■ Provided records ■
========================================
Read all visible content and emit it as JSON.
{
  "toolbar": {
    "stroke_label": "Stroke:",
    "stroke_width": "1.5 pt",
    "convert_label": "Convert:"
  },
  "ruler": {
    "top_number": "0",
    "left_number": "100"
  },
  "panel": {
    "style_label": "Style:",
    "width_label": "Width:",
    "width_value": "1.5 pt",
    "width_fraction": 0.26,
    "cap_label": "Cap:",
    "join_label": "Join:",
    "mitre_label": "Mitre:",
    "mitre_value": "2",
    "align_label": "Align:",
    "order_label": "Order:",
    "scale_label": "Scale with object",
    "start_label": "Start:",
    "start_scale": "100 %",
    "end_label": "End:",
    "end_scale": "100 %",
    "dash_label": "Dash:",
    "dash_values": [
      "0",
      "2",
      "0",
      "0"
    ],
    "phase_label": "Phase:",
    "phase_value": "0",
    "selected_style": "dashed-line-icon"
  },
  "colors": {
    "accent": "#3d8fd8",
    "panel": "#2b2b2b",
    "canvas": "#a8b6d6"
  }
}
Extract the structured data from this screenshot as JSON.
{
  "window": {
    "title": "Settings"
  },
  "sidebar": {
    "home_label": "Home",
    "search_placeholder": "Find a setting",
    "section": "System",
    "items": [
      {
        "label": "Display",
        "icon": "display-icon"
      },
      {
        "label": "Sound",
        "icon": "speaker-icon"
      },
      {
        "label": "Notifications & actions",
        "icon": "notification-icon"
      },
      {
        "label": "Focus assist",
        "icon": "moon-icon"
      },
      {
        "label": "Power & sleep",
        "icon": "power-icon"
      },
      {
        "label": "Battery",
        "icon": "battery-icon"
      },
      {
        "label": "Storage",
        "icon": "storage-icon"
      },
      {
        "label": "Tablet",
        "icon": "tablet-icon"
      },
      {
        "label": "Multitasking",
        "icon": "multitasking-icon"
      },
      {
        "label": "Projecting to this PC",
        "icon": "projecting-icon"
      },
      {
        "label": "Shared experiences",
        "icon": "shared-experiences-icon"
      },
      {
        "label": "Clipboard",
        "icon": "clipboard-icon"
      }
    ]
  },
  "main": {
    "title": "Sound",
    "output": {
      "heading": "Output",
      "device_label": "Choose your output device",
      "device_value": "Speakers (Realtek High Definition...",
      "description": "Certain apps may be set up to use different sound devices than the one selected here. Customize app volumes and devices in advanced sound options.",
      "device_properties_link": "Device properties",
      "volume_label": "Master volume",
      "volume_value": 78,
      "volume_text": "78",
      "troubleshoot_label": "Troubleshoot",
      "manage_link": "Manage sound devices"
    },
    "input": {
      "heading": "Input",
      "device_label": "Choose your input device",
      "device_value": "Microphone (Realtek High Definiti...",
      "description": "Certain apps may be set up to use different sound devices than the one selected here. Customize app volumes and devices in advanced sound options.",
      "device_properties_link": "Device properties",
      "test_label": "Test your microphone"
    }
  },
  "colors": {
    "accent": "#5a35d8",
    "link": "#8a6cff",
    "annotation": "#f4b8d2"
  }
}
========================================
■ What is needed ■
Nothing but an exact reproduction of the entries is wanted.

■ Task result ■
Read all visible content and emit it as JSON.
{
  "toolbar": {
    "stroke_label": "Stroke:",
    "stroke_width": "1.5 pt",
    "convert_label": "Convert:"
  },
  "ruler": {
    "top_number": "0",
    "left_number": "100"
  },
  "panel": {
    "style_label": "Style:",
    "width_label": "Width:",
    "width_value": "1.5 pt",
    "width_fraction": 0.26,
    "cap_label": "Cap:",
    "join_label": "Join:",
    "mitre_label": "Mitre:",
    "mitre_value": "2",
    "align_label": "Align:",
    "order_label": "Order:",
    "scale_label": "Scale with object",
    "start_label": "Start:",
    "start_scale": "100 %",
    "end_label": "End:",
    "end_scale": "100 %",
    "dash_label": "Dash:",
    "dash_values": [
      "0",
      "2",
      "0",
      "0"
    ],
    "phase_label": "Phase:",
    "phase_value": "0",
    "selected_style": "dashed-line-icon"
  },
  "colors": {
    "accent": "#3d8fd8",
    "panel": "#2b2b2b",
    "canvas": "#a8b6d6"
  }
}
Extract the structured data from this screenshot as JSON.
{
  "window": {
    "title": "Settings"
  },
  "sidebar": {
    "home_label": "Home",
    "search_placeholder": "Find a setting",
    "section": "System",
    "items": [
      {
        "label": "Display",
        "icon": "display-icon"
      },
      {
        "label": "Sound",
        "icon": "speaker-icon"
      },
      {
        "label": "Notifications & actions",
        "icon": "notification-icon"
      },
      {
        "label": "Focus assist",
        "icon": "moon-icon"
      },
      {
        "label": "Power & sleep",
        "icon": "power-icon"
      },
      {
        "label": "Battery",
        "icon": "battery-icon"
      },
      {
        "label": "Storage",
        "icon": "storage-icon"
      },
      {
        "label": "Tablet",
        "icon": "tablet-icon"
      },
      {
        "label": "Multitasking",
        "icon": "multitasking-icon"
      },
      {
        "label": "Projecting to this PC",
        "icon": "projecting-icon"
      },
      {
        "label": "Shared experiences",
        "icon": "shared-experiences-icon"
      },
      {
        "label": "Clipboard",
        "icon": "clipboard-icon"
      }
    ]
  },
  "main": {
    "title": "Sound",
    "output": {
      "heading": "Output",
      "device_label": "Choose your output device",
      "device_value": "Speakers (Realtek High Definition...",
      "description": "Certain apps may be set up to use different sound devices than the one selected here. Customize app volumes and devices in advanced sound options.",
      "device_properties_link": "Device properties",
      "volume_label": "Master volume",
      "volume_value": 78,
      "volume_text": "78",
      "troubleshoot_label": "Troubleshoot",
      "manage_link": "Manage sound devices"
    },
    "input": {
      "heading": "Input",
      "device_label": "Choose your input device",
      "device_value": "Microphone (Realtek High Definiti...",
      "description": "Certain apps may be set up to use different sound devices than the one selected here. Customize app volumes and devices in advanced sound options.",
      "device_properties_link": "Device properties",
      "test_label": "Test your microphone"
    }
  },
  "colors": {
    "accent": "#5a35d8",
    "link": "#8a6cff",
    "annotation": "#f4b8d2"
  }
}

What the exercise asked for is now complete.